Some West Side politicos said Ms. Quinn does not have proper respect for another political institution, the Village Independent Democrats. During the campaign for the February special election, a large swath of V.I.D. endorsed an opponent of Ms. Quinn, leading to a big split in the club. More recently, V.I.D. tried to make peace, offering to endorse Ms. Quinn in this fall’s formal election for her seat. But Ms. Quinn rejected the endorsement–a big “screw you” to the venerable club.

“Usually, people are more gracious winners,” observed Deborah Glick, Assembly member of the West Side and a friend of Ms. Quinn.

Ms. Quinn was unapologetic. “At this moment in time, V.I.D. just isn’t a place where I can be effective,” she said.

Then there is the strange case of Kyle Merker, who charges he was bumped from midtown’s Community Board 5 by Ms. Quinn–in retaliation for challenging a Quinn loyalist for the coveted post of Board 5’s vice chairman. Not exactly Tammany Hall, perhaps–but unpleasant nonetheless for Mr. Merker, who loves his community board hobby. (He was reappointed by Manhattan Borough President Virginia Fields.) Ms. Quinn responded that she thought Mr. Merker was “overly politicizing” the board.

And then there was Ms. Quinn’s recent Board 2 appearance. Board members said they were counting on her to push for changes to the widely debated Chelsea Rezoning Plan at a Borough Board meeting. But, they said, Ms. Quinn didn’t come through. At the meeting, they angrily demanded to know why.

Her response: She had “left a message” the day before on Board 2’s answering machine, asking them for their specific demands, and they hadn’t replied. But no one on the board could recall any such message. (It was at that meeting that Ms. Quinn recounted how she had rerouted the anatomy of the city commissioner.)

Given such rough tactics, it’s not surprising that foes felt comfortable retaliating by trying to cast doubt on her sexuality. About six weeks after her election, Ms. Quinn and her girlfriend of seven years agreed to separate–suspect timing, many murmured. Then word spread that last summer she had adopted a dog– with a man –a possible sign Ms. Quinn had gone over to the other side.

But one local gay observer told The Observer that that was unlikely.

“The guy they’re trying to tie her to is the most nellie homosexual I’ve ever seen,” he said.


“Effeminate,” the observer continued. “If they tied her to a butch-er man, they might have had a chance.”

For her part, Ms. Quinn categorically denied the breakup was a sign of any waning interest in women. “Maybe the romantic part of our relationship will come back some day,” she said. “But not now.”

At the end of the interview, near the steps of City Hall, Ms. Quinn opened up her bitch faucet again.

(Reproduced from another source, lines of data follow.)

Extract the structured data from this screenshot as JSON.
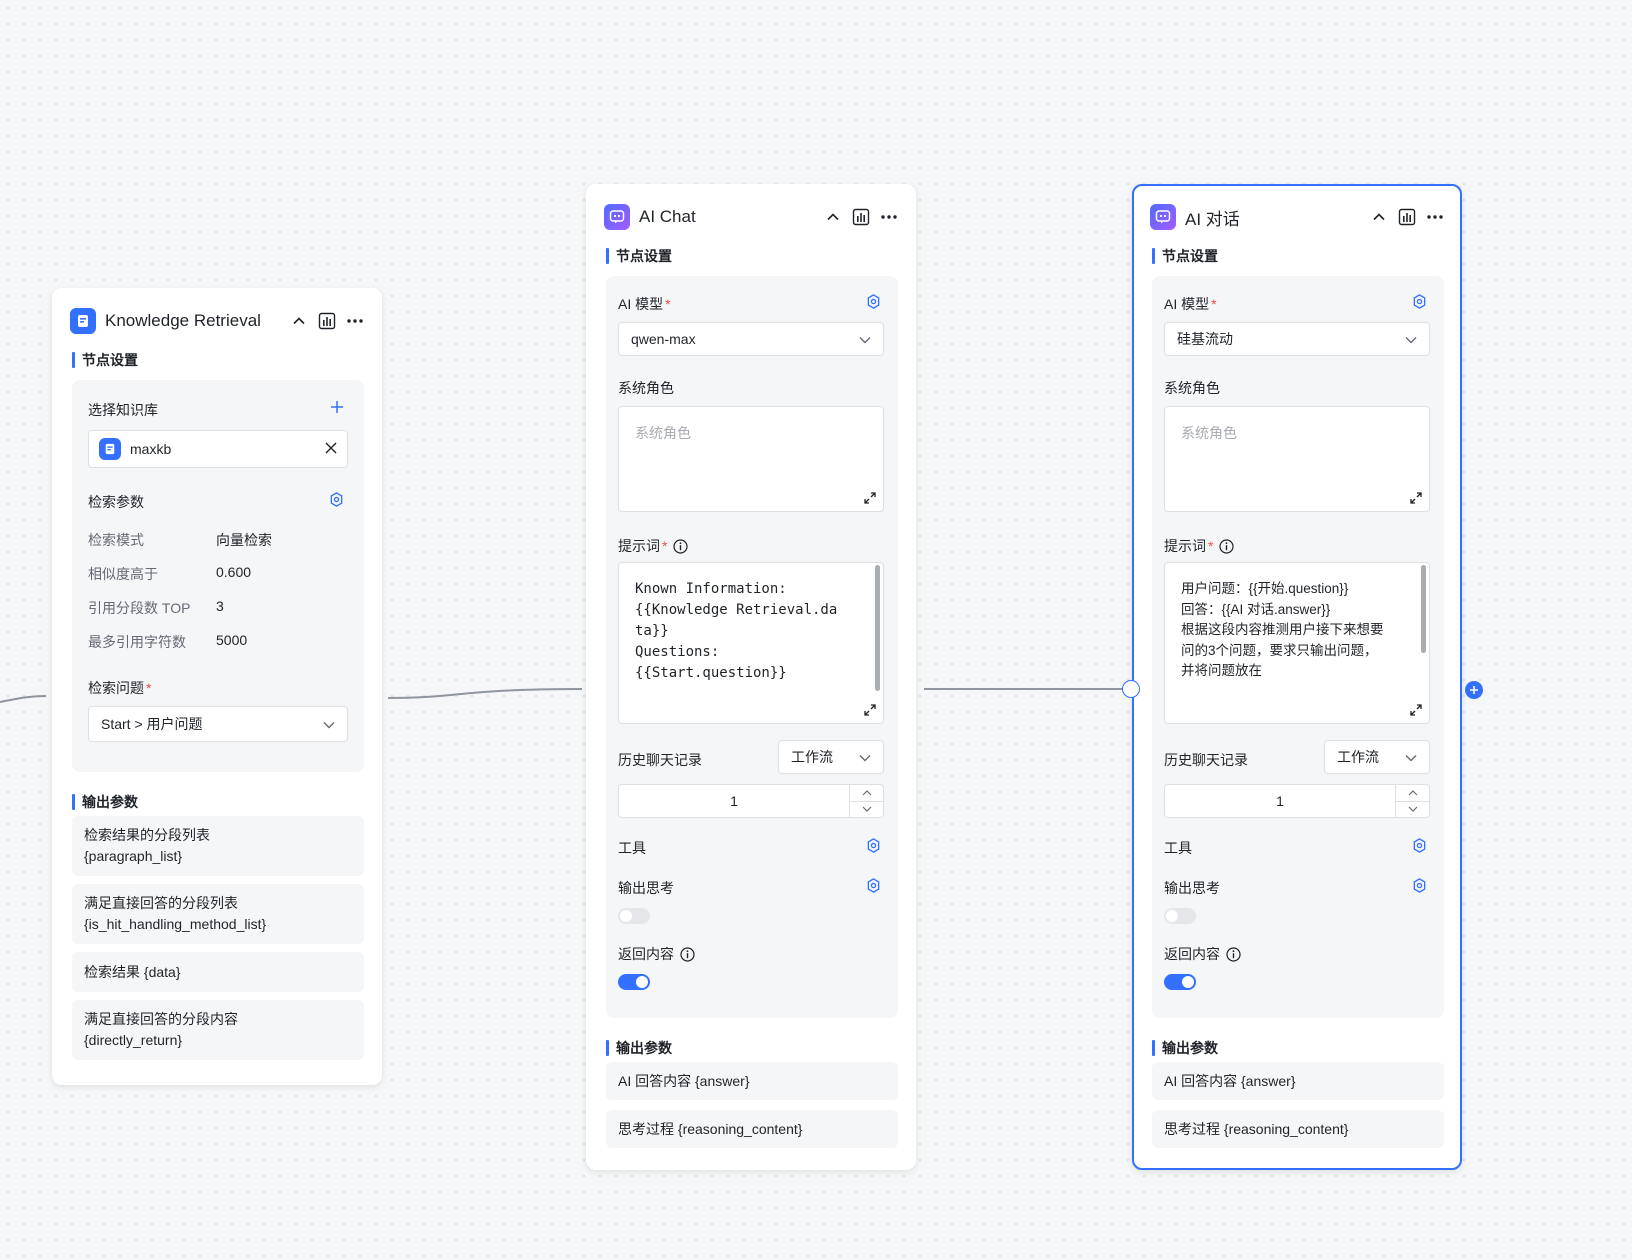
{
  "common": {
    "node_settings": "节点设置",
    "output_params": "输出参数"
  },
  "kr": {
    "title": "Knowledge Retrieval",
    "select_kb_label": "选择知识库",
    "kb_name": "maxkb",
    "search_params_label": "检索参数",
    "params": [
      {
        "k": "检索模式",
        "v": "向量检索"
      },
      {
        "k": "相似度高于",
        "v": "0.600"
      },
      {
        "k": "引用分段数 TOP",
        "v": "3"
      },
      {
        "k": "最多引用字符数",
        "v": "5000"
      }
    ],
    "question_label": "检索问题",
    "question_value": "Start > 用户问题",
    "outputs": [
      {
        "line1": "检索结果的分段列表",
        "line2": "{paragraph_list}"
      },
      {
        "line1": "满足直接回答的分段列表",
        "line2": "{is_hit_handling_method_list}"
      },
      {
        "line1": "检索结果 {data}",
        "line2": ""
      },
      {
        "line1": "满足直接回答的分段内容",
        "line2": "{directly_return}"
      }
    ]
  },
  "ai1": {
    "title": "AI Chat",
    "model_label": "AI 模型",
    "model_value": "qwen-max",
    "system_role_label": "系统角色",
    "system_role_placeholder": "系统角色",
    "prompt_label": "提示词",
    "prompt_text": "Known Information:\n{{Knowledge Retrieval.da\nta}}\nQuestions:\n{{Start.question}}",
    "history_label": "历史聊天记录",
    "history_mode": "工作流",
    "history_count": "1",
    "tools_label": "工具",
    "reasoning_label": "输出思考",
    "return_label": "返回内容",
    "reasoning_on": false,
    "return_on": true,
    "outputs": [
      "AI 回答内容 {answer}",
      "思考过程 {reasoning_content}"
    ]
  },
  "ai2": {
    "title": "AI 对话",
    "model_label": "AI 模型",
    "model_value": "硅基流动",
    "system_role_label": "系统角色",
    "system_role_placeholder": "系统角色",
    "prompt_label": "提示词",
    "prompt_text": "用户问题：{{开始.question}}\n回答：{{AI 对话.answer}}\n根据这段内容推测用户接下来想要\n问的3个问题，要求只输出问题，\n并将问题放在",
    "history_label": "历史聊天记录",
    "history_mode": "工作流",
    "history_count": "1",
    "tools_label": "工具",
    "reasoning_label": "输出思考",
    "return_label": "返回内容",
    "reasoning_on": false,
    "return_on": true,
    "outputs": [
      "AI 回答内容 {answer}",
      "思考过程 {reasoning_content}"
    ]
  },
  "colors": {
    "accent": "#3370ff",
    "required": "#f54a45",
    "canvas": "#f5f6f7"
  }
}
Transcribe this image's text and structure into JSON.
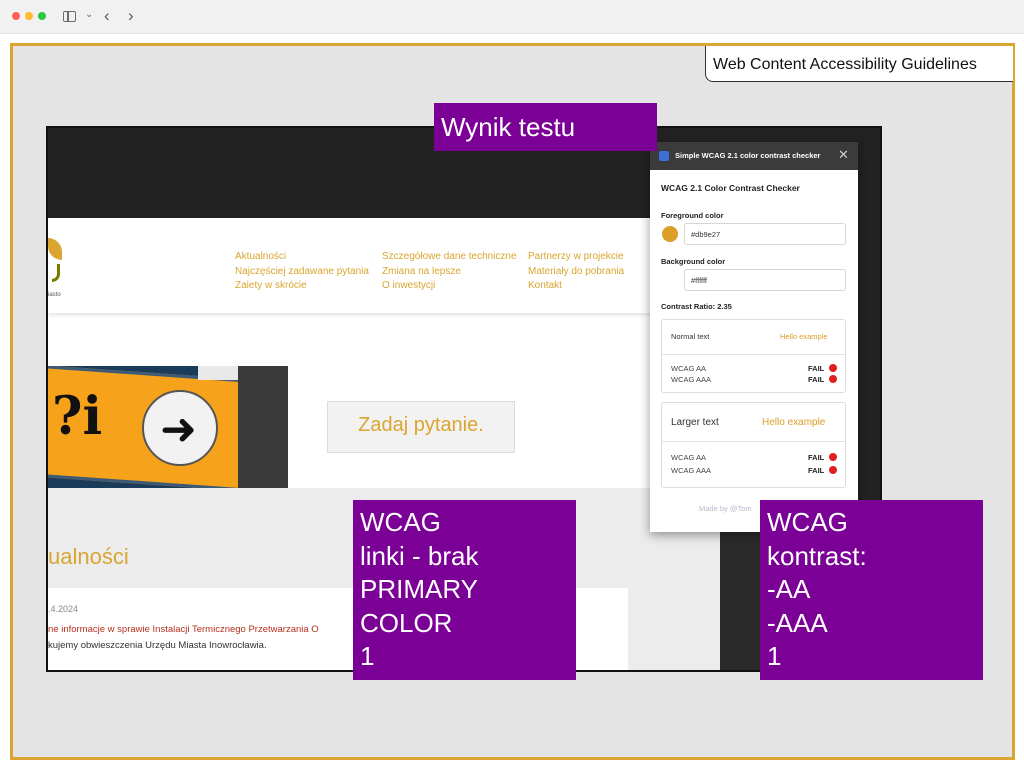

Only this time, it was all in fun. She was worried, she said, about how she would look in the little cartoon drawing on the front page of this newspaper.

“I have a thing with weight,” she said, wagging her finger. “So if they draw me all jowly, you’re in trouble.”

Additional reporting by Annia Ciezadlo. Christine Quinn Sets It Straight: ‘I’m a Lesbian. Yup. 100 Percent.’